Work instruction: Below are records; report how many of their lines contain the word "positive", giving only the number.

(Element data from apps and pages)
━━━━━━

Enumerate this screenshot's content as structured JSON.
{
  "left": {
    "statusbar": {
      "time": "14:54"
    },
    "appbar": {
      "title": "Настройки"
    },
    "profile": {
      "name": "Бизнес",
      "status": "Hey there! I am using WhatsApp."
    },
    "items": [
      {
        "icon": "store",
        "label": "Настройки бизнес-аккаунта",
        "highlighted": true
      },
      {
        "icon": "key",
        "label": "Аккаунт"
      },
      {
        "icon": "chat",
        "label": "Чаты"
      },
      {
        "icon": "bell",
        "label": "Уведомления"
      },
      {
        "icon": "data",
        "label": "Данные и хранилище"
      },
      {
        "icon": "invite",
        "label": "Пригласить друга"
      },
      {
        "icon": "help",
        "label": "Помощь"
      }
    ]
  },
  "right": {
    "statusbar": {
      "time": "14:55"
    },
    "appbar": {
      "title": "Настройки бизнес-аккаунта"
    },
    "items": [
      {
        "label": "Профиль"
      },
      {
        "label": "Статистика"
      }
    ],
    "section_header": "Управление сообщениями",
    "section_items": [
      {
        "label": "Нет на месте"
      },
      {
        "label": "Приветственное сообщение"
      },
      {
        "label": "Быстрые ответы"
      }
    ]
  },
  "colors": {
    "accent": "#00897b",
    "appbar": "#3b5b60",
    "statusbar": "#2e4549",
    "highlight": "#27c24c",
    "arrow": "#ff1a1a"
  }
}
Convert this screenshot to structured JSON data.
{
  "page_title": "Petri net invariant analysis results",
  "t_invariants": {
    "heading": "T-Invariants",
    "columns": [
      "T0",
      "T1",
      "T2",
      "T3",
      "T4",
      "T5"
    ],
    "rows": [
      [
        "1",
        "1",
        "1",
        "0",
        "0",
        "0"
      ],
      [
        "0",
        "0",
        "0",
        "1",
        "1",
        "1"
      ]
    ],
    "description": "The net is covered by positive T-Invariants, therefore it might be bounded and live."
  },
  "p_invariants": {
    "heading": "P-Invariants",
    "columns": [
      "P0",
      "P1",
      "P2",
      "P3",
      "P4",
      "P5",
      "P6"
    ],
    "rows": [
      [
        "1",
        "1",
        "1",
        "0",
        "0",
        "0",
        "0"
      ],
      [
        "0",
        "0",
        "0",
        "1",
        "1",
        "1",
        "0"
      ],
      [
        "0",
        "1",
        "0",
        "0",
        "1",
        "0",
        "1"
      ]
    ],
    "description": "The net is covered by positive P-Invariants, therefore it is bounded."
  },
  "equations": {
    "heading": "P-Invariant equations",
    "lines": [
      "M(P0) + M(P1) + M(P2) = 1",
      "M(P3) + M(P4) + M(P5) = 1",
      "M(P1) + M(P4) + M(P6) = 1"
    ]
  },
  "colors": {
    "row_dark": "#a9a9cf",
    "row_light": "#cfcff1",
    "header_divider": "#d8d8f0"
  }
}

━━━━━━

Exercise output: 2